ACTIVITY: Each record is to be duplicated exactly, with nothing added.

Dataset rows describing interfaces
+++++

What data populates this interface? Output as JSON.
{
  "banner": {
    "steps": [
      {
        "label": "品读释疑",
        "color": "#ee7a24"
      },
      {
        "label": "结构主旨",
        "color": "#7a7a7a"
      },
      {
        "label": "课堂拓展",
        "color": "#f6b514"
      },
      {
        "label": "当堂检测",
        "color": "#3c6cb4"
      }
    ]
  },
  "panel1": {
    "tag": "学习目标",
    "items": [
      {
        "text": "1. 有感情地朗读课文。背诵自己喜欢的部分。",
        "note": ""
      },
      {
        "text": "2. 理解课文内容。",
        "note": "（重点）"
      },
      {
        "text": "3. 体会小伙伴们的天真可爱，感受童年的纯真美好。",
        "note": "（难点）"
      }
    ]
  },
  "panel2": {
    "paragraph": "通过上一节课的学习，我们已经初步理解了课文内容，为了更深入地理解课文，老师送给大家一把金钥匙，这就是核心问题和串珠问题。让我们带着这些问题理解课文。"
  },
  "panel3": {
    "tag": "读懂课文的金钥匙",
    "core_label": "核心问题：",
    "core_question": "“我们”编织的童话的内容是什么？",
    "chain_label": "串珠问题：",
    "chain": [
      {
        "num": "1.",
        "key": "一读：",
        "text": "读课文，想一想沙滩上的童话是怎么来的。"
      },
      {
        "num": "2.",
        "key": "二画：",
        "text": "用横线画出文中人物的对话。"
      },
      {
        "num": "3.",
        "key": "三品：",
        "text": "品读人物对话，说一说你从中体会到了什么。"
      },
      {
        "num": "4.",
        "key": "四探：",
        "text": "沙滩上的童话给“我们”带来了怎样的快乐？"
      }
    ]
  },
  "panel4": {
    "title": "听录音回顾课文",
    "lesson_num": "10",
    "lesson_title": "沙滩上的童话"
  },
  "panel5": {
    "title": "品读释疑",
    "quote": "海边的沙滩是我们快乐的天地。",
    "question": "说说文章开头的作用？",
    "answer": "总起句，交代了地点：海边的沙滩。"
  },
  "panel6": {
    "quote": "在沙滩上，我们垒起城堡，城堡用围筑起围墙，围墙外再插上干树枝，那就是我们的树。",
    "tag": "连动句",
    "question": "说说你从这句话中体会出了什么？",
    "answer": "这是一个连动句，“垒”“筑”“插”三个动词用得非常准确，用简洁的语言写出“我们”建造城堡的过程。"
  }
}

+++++

EXPECTED ANSWER:
What data populates this interface? Output as JSON.
{
  "banner": {
    "steps": [
      {
        "label": "品读释疑",
        "color": "#ee7a24"
      },
      {
        "label": "结构主旨",
        "color": "#7a7a7a"
      },
      {
        "label": "课堂拓展",
        "color": "#f6b514"
      },
      {
        "label": "当堂检测",
        "color": "#3c6cb4"
      }
    ]
  },
  "panel1": {
    "tag": "学习目标",
    "items": [
      {
        "text": "1. 有感情地朗读课文。背诵自己喜欢的部分。",
        "note": ""
      },
      {
        "text": "2. 理解课文内容。",
        "note": "（重点）"
      },
      {
        "text": "3. 体会小伙伴们的天真可爱，感受童年的纯真美好。",
        "note": "（难点）"
      }
    ]
  },
  "panel2": {
    "paragraph": "通过上一节课的学习，我们已经初步理解了课文内容，为了更深入地理解课文，老师送给大家一把金钥匙，这就是核心问题和串珠问题。让我们带着这些问题理解课文。"
  },
  "panel3": {
    "tag": "读懂课文的金钥匙",
    "core_label": "核心问题：",
    "core_question": "“我们”编织的童话的内容是什么？",
    "chain_label": "串珠问题：",
    "chain": [
      {
        "num": "1.",
        "key": "一读：",
        "text": "读课文，想一想沙滩上的童话是怎么来的。"
      },
      {
        "num": "2.",
        "key": "二画：",
        "text": "用横线画出文中人物的对话。"
      },
      {
        "num": "3.",
        "key": "三品：",
        "text": "品读人物对话，说一说你从中体会到了什么。"
      },
      {
        "num": "4.",
        "key": "四探：",
        "text": "沙滩上的童话给“我们”带来了怎样的快乐？"
      }
    ]
  },
  "panel4": {
    "title": "听录音回顾课文",
    "lesson_num": "10",
    "lesson_title": "沙滩上的童话"
  },
  "panel5": {
    "title": "品读释疑",
    "quote": "海边的沙滩是我们快乐的天地。",
    "question": "说说文章开头的作用？",
    "answer": "总起句，交代了地点：海边的沙滩。"
  },
  "panel6": {
    "quote": "在沙滩上，我们垒起城堡，城堡用围筑起围墙，围墙外再插上干树枝，那就是我们的树。",
    "tag": "连动句",
    "question": "说说你从这句话中体会出了什么？",
    "answer": "这是一个连动句，“垒”“筑”“插”三个动词用得非常准确，用简洁的语言写出“我们”建造城堡的过程。"
  }
}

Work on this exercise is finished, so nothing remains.